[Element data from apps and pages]
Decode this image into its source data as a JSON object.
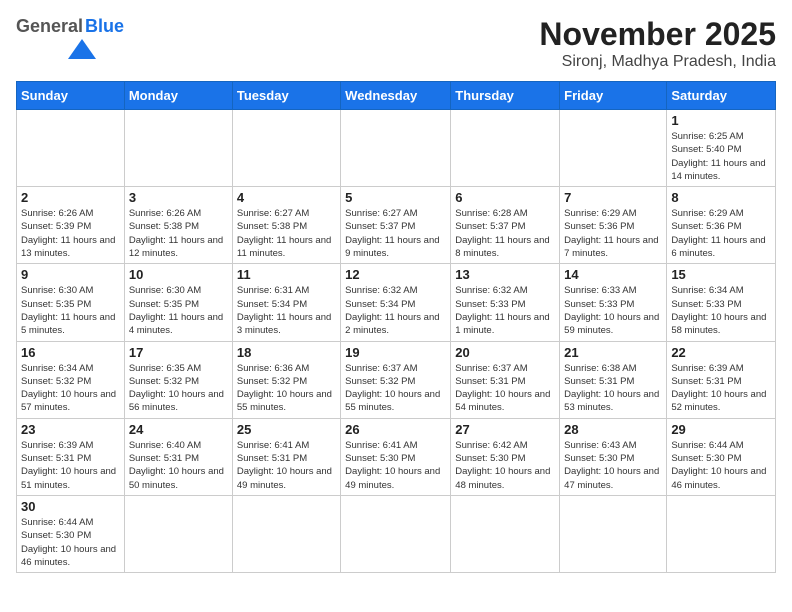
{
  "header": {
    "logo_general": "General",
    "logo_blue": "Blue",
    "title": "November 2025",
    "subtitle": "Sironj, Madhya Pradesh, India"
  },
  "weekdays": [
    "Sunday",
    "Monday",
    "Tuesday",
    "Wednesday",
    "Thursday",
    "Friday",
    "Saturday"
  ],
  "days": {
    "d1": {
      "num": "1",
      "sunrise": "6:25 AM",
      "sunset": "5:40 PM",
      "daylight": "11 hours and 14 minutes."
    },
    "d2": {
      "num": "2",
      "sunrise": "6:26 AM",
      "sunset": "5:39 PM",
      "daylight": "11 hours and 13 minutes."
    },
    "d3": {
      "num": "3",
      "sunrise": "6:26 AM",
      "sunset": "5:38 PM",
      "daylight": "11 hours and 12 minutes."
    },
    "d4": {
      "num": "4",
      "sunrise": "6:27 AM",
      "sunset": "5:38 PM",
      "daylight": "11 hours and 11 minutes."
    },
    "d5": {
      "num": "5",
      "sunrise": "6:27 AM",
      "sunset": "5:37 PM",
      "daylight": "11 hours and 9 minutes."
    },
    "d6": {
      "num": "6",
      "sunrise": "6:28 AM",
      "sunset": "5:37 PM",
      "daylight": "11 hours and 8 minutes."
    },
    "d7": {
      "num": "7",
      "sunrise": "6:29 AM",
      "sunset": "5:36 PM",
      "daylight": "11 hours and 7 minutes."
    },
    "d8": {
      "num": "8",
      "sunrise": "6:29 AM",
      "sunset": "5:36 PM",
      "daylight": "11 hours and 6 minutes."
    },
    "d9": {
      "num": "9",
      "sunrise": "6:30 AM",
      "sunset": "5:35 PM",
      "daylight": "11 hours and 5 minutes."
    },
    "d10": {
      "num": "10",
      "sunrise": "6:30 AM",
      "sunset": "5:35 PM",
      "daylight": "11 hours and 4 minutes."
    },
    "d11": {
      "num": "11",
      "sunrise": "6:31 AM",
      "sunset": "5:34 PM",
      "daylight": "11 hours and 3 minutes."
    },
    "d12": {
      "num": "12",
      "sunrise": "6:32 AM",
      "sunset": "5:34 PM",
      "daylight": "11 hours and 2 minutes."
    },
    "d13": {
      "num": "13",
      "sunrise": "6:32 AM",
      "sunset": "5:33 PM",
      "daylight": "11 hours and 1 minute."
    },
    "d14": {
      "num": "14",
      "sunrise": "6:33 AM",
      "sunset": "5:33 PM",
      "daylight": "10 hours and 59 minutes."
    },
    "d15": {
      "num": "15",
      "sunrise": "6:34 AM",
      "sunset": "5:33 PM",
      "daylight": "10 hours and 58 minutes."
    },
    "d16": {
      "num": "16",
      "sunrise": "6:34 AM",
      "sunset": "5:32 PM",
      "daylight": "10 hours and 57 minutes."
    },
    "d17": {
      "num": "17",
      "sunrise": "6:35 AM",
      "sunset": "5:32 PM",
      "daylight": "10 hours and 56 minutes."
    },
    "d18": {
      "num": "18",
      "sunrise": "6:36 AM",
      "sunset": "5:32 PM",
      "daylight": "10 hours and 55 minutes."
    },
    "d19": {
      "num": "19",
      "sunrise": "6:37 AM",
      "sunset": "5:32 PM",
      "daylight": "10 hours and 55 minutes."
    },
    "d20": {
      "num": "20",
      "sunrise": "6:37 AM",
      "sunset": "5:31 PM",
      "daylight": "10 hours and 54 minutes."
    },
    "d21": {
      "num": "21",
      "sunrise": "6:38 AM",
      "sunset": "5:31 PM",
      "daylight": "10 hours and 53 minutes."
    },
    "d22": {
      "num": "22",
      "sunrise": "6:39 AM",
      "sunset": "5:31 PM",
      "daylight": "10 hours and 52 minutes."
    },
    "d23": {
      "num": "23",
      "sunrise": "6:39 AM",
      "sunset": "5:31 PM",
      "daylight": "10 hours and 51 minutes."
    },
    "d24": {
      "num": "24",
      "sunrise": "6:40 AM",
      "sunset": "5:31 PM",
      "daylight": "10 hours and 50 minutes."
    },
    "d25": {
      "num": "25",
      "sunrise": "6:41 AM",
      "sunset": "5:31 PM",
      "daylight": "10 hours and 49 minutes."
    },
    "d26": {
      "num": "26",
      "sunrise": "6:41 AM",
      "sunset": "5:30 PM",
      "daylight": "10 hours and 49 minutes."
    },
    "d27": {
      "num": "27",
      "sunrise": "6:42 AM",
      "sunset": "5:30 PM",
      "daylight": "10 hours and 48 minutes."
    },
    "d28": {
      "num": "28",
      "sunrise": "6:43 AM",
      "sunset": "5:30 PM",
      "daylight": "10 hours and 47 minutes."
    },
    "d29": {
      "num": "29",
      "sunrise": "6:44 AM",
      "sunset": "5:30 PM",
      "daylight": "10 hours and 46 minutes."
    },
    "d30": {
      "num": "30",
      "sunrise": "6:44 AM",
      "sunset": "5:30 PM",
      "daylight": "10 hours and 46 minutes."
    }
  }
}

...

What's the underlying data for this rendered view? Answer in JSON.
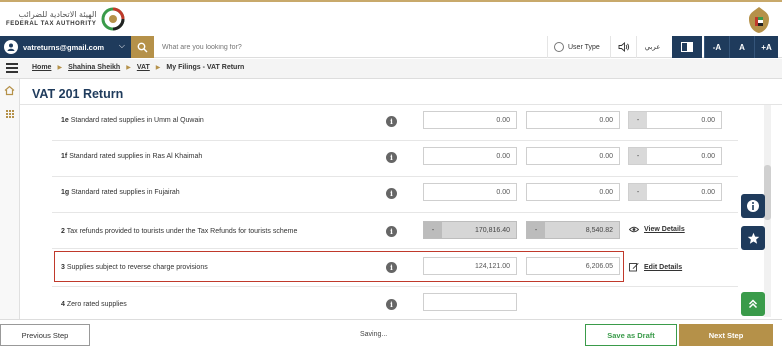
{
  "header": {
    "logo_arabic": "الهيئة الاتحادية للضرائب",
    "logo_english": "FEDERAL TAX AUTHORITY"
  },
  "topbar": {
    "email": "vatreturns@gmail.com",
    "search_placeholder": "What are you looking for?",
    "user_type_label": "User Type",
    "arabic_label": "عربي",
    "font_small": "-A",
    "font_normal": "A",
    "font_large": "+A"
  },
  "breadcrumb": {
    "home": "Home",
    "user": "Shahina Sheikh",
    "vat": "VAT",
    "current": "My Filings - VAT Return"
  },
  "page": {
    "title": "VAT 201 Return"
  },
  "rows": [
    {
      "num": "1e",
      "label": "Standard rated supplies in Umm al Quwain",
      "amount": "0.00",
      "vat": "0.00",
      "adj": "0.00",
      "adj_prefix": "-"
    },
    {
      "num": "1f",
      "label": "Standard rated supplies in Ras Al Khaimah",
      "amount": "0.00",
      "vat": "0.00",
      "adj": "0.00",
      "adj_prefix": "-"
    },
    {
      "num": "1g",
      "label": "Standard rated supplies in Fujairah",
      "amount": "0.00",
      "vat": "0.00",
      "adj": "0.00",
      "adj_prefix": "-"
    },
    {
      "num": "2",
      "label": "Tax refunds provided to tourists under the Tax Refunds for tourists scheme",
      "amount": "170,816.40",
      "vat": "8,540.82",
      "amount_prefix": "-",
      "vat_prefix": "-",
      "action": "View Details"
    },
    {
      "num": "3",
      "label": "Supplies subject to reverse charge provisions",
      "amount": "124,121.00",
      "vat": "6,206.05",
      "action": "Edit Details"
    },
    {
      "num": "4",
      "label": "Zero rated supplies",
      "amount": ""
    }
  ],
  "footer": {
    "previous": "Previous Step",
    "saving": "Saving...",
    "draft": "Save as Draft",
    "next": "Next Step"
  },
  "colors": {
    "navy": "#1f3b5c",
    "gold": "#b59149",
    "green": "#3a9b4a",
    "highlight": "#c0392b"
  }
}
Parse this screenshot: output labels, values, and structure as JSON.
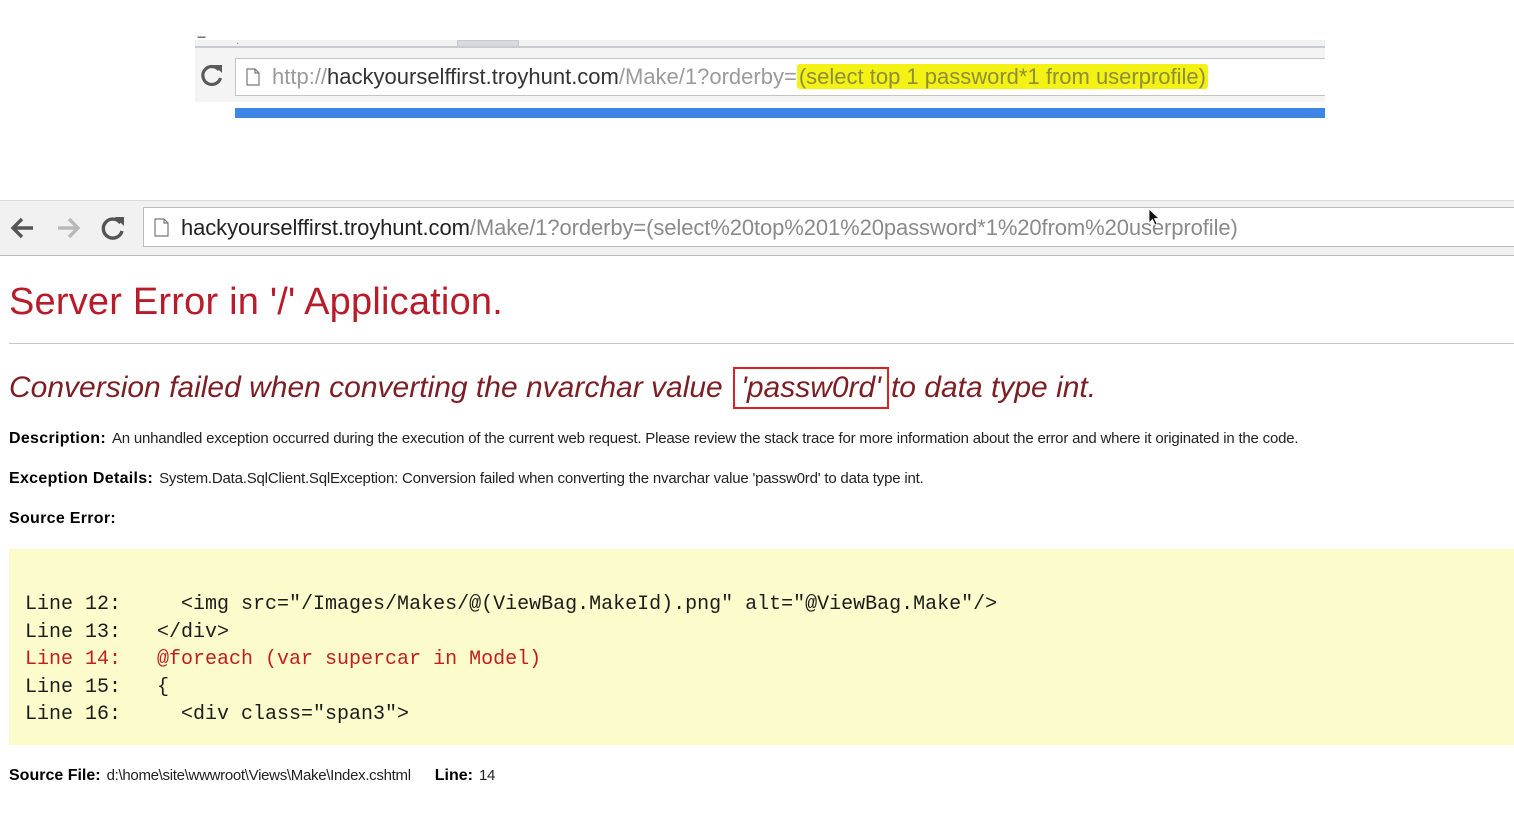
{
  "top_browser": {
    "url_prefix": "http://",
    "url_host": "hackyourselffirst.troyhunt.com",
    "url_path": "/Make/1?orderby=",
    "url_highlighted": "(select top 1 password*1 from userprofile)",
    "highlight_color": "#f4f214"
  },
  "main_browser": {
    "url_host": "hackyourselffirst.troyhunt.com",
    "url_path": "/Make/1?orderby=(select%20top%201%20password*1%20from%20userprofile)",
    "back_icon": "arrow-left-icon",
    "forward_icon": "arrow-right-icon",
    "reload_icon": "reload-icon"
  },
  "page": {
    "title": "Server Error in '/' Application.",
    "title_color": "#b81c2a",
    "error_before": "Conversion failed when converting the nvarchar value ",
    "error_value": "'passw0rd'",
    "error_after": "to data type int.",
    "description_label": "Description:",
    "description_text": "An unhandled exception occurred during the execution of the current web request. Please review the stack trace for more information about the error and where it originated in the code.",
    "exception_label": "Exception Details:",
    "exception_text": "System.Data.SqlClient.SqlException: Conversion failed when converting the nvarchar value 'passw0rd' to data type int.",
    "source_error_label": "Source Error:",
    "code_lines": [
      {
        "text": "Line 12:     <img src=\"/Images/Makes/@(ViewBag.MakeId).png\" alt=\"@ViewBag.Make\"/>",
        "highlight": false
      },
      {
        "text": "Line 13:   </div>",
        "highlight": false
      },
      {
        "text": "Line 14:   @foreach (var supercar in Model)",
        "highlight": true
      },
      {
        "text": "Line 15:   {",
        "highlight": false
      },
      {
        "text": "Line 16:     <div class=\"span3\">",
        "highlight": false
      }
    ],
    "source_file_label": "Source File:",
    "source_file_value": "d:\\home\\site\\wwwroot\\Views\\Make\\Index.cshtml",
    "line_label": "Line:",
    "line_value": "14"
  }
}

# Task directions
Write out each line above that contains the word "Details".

# Answer to the problem
      "action": "View Details"
      "action": "Edit Details"
    "exception_label": "Exception Details:",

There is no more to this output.